Act 37 of 2021 establishes a process for local governments to develop microenterprises in downtown business communities to reduce blight and move residents from government assistance to work.

Act 50 of 2021 increases access to 5G technology by providing uniform regulation of small wireless facilities, accelerating high-speed deployment while protecting local rights-of-way.

Act 96 of 2021 improves access to high-speed internet in underserved communities by creating the Pennsylvania Broadband Development Authority, a single point-of-contact for federal broadband funding.

Act 57 of 2022 eliminates the local property tax penalty if property tax bill is not received during the first year of ownership.

Act 58 of 2022 provides local governments with the option to abate property taxes to encourage the development of affordable housing.

Act 149 of 2022 (Argall) ensures funding continues for the demolition of blighted properties under the County Demolition Funding Program.

Supporting Farmers

Act 27 of 2021 promotes agritourism in Pennsylvania and provides them with limited liability protection.

Act 62 of 2021 (Vogel) extends the regulatory milk date labeling for to help bolster Pennsylvania’s dairy farms.

Act 90 of 2021 (Bartolotta) allows farmers to use a Class A, B or C driver’s license when operating farm vehicles with a combined weight of more than 26,000 pounds on roadways.

Senate Bill 736 (Langerholc) helps Pennsylvania farmers make home deliveries by enabling them to register a farm vehicle for the delivery of milk and other agricultural products to both businesses and homes. (Vetoed by Governor)

Protecting the Environment and Energy Supplies

Senate Concurrent Regulatory Review Resolution 1 disapproves the regulation allowing Pennsylvania to join the Regional Greenhouse Gas Initiative (RGGI), to prevent higher energy costs, loss of jobs and erosion of the legislature’s authority over taxes.

Act 83 of 2022 (Yaw) sets clear standards for fertilizer application to turf and modernizes the state’s existing program to ensure proper testing and labeling of fertilizer products.

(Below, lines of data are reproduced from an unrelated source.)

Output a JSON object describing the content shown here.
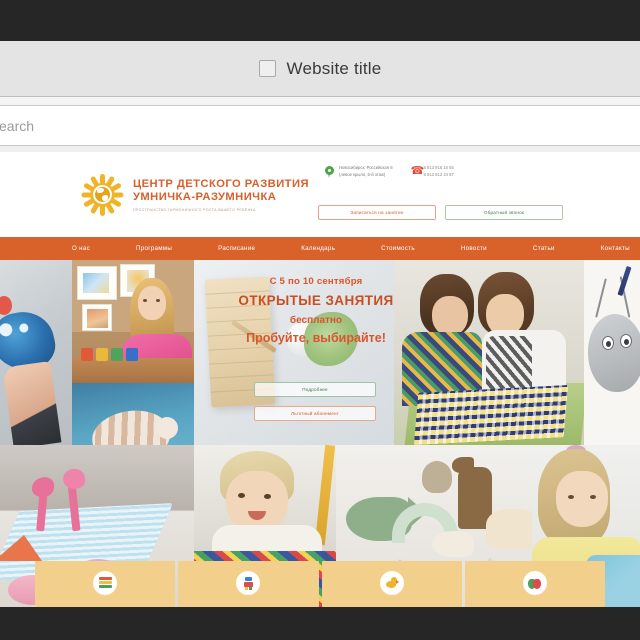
{
  "browser": {
    "tab_title": "Website title",
    "tab_checkbox_name": "tab-checkbox",
    "url_placeholder": "search",
    "url_value": "search"
  },
  "site": {
    "brand": {
      "line1": "ЦЕНТР ДЕТСКОГО РАЗВИТИЯ",
      "line2": "УМНИЧКА-РАЗУМНИЧКА",
      "tagline": "ПРОСТРАНСТВО ГАРМОНИЧНОГО РОСТА ВАШЕГО РЕБЁНКА",
      "logo_icon": "sun-globe-icon"
    },
    "contacts": {
      "pin_icon": "map-pin-icon",
      "phone_icon": "phone-icon",
      "address_line1": "Новосибирск, Российская 8",
      "address_line2": "(левое крыло, 5-й этаж)",
      "phone1": "8 913 916 16 55",
      "phone2": "8 913 912 24 87"
    },
    "header_buttons": {
      "signup": "Записаться на занятие",
      "callback": "Обратный звонок"
    },
    "nav": [
      {
        "label": "О нас"
      },
      {
        "label": "Программы"
      },
      {
        "label": "Расписание"
      },
      {
        "label": "Календарь"
      },
      {
        "label": "Стоимость"
      },
      {
        "label": "Новости"
      },
      {
        "label": "Статьи"
      },
      {
        "label": "Контакты"
      }
    ],
    "hero": {
      "line1": "С 5 по 10 сентября",
      "line2": "ОТКРЫТЫЕ ЗАНЯТИЯ",
      "line3": "бесплатно",
      "line4": "Пробуйте, выбирайте!",
      "button_primary": "Подробнее",
      "button_secondary": "Льготный абонемент"
    },
    "tiles": [
      {
        "icon": "books-icon"
      },
      {
        "icon": "robot-icon"
      },
      {
        "icon": "duck-icon"
      },
      {
        "icon": "theater-masks-icon"
      }
    ],
    "colors": {
      "brand_orange": "#d9622b",
      "nav_bar": "#d9622b",
      "tile_tan": "#f2cf8a",
      "chrome_dark": "#262626",
      "accent_green": "#4ca64c",
      "accent_red": "#e04b3a"
    }
  }
}
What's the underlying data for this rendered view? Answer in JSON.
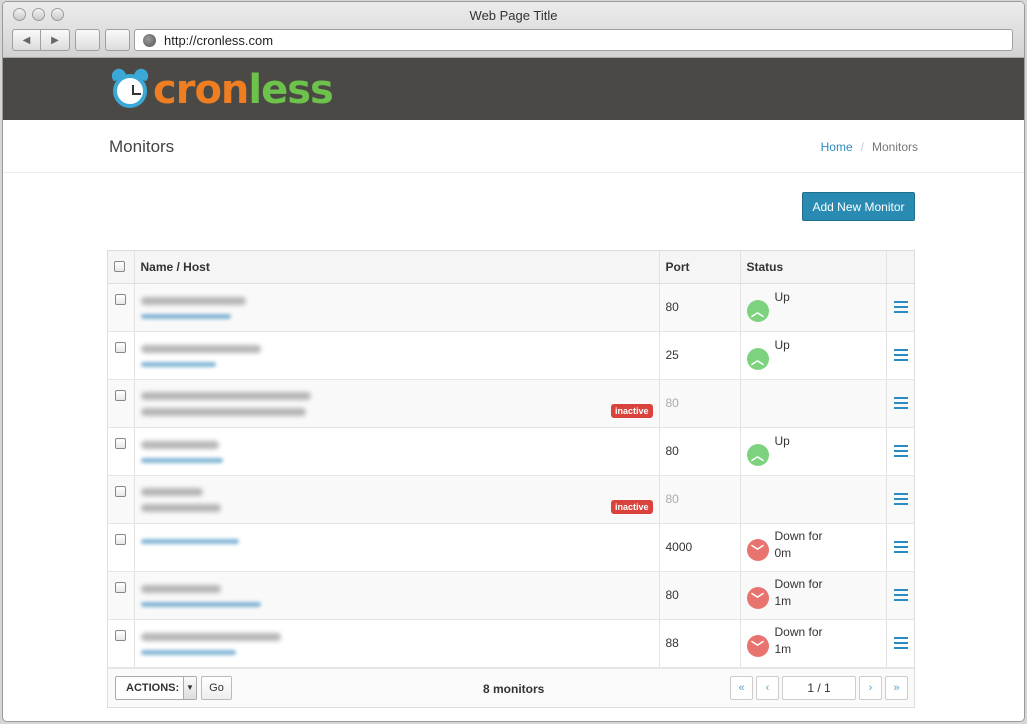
{
  "browser": {
    "window_title": "Web Page Title",
    "url": "http://cronless.com",
    "back_icon": "◀",
    "forward_icon": "▶"
  },
  "brand": {
    "logo_text_part1": "cron",
    "logo_text_part2": "less",
    "color_orange": "#ef7d22",
    "color_green": "#6cc24a"
  },
  "page": {
    "title": "Monitors",
    "breadcrumb": {
      "home": "Home",
      "separator": "/",
      "current": "Monitors"
    }
  },
  "toolbar": {
    "add_monitor_label": "Add New Monitor"
  },
  "table": {
    "headers": {
      "name_host": "Name / Host",
      "port": "Port",
      "status": "Status"
    },
    "rows": [
      {
        "port": "80",
        "status": "Up",
        "status_line2": "",
        "state": "up",
        "inactive": false
      },
      {
        "port": "25",
        "status": "Up",
        "status_line2": "",
        "state": "up",
        "inactive": false
      },
      {
        "port": "80",
        "status": "",
        "status_line2": "",
        "state": "none",
        "inactive": true,
        "badge": "inactive"
      },
      {
        "port": "80",
        "status": "Up",
        "status_line2": "",
        "state": "up",
        "inactive": false
      },
      {
        "port": "80",
        "status": "",
        "status_line2": "",
        "state": "none",
        "inactive": true,
        "badge": "inactive"
      },
      {
        "port": "4000",
        "status": "Down for",
        "status_line2": "0m",
        "state": "down",
        "inactive": false
      },
      {
        "port": "80",
        "status": "Down for",
        "status_line2": "1m",
        "state": "down",
        "inactive": false
      },
      {
        "port": "88",
        "status": "Down for",
        "status_line2": "1m",
        "state": "down",
        "inactive": false
      }
    ]
  },
  "footer": {
    "actions_label": "ACTIONS:",
    "go_label": "Go",
    "count": "8 monitors",
    "pager": {
      "first": "«",
      "prev": "‹",
      "current": "1 / 1",
      "next": "›",
      "last": "»"
    }
  }
}
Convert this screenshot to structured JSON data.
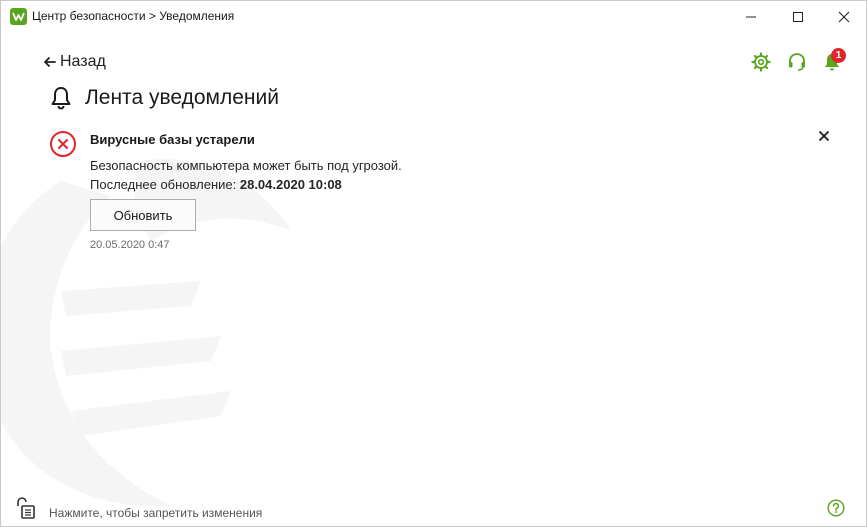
{
  "window": {
    "title": "Центр безопасности > Уведомления",
    "controls": [
      "minimize-icon",
      "maximize-icon",
      "close-icon"
    ]
  },
  "header": {
    "back_label": "Назад",
    "page_title": "Лента уведомлений",
    "icons": [
      "gear-icon",
      "headset-icon",
      "bell-icon"
    ],
    "notification_count": "1"
  },
  "notification": {
    "title": "Вирусные базы устарели",
    "message": "Безопасность компьютера может быть под угрозой.",
    "last_update_label": "Последнее обновление:",
    "last_update_value": "28.04.2020 10:08",
    "action_label": "Обновить",
    "timestamp": "20.05.2020 0:47"
  },
  "footer": {
    "lock_text": "Нажмите, чтобы запретить изменения"
  },
  "colors": {
    "accent_green": "#5aa51e",
    "error_red": "#e0252c",
    "badge_red": "#e0252c"
  }
}
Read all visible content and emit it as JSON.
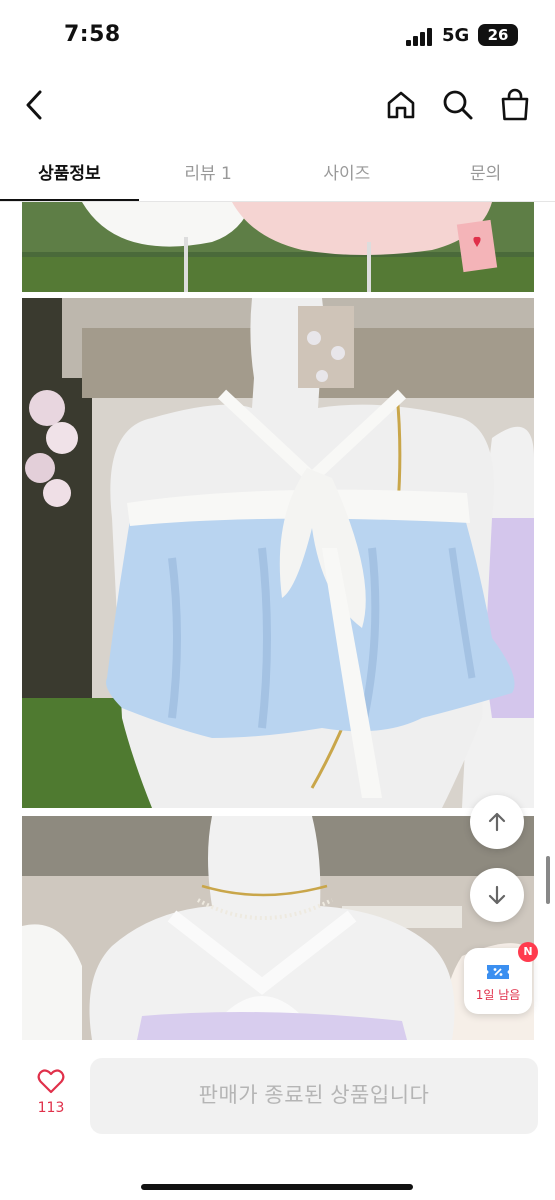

Act 89 of 2022 (Gebhard) allows outdoor advertisers to use energy-efficient lighting.

Senate Bill 275 (Yaw) limits municipal entities from banning any specific type of fuel source for appliances and heating homes or businesses, ensuring Pennsylvania homes and employers have access to diverse energy options. (Vetoed by governor.)

Act 133 of 2022 establishes a taskforce on exporting liquified natural gas from Pennsylvania to decrease reliance on Russian energy.

Act 136 of 2022 allows any Pennsylvania company to bid for a contract awarded by the Department of Environmental Protection for plugging oil and gas wells, regardless of the size of the business.

Act 153 of 2022 (Yaw) ensures landowners are afforded a clear and distinct assessment of royalties paid to them through lease agreements with oil and natural gas operators.

Ensuring Hunting & Boating Opportunities

Act 28 of 2022 (Robinson) aligns the Pennsylvania Fish and Boat Commission’s boat registration period with the calendar year.

Act 148 of 2022 (Laughlin) makes it easier for hunters to obtain antlerless deer hunting licenses.

Curbing Illegal Immigration

Act 141 of 2022 improves enforcement of the construction industry’s use of the federal E-Verify system, which determines the eligibility of employees to work in America.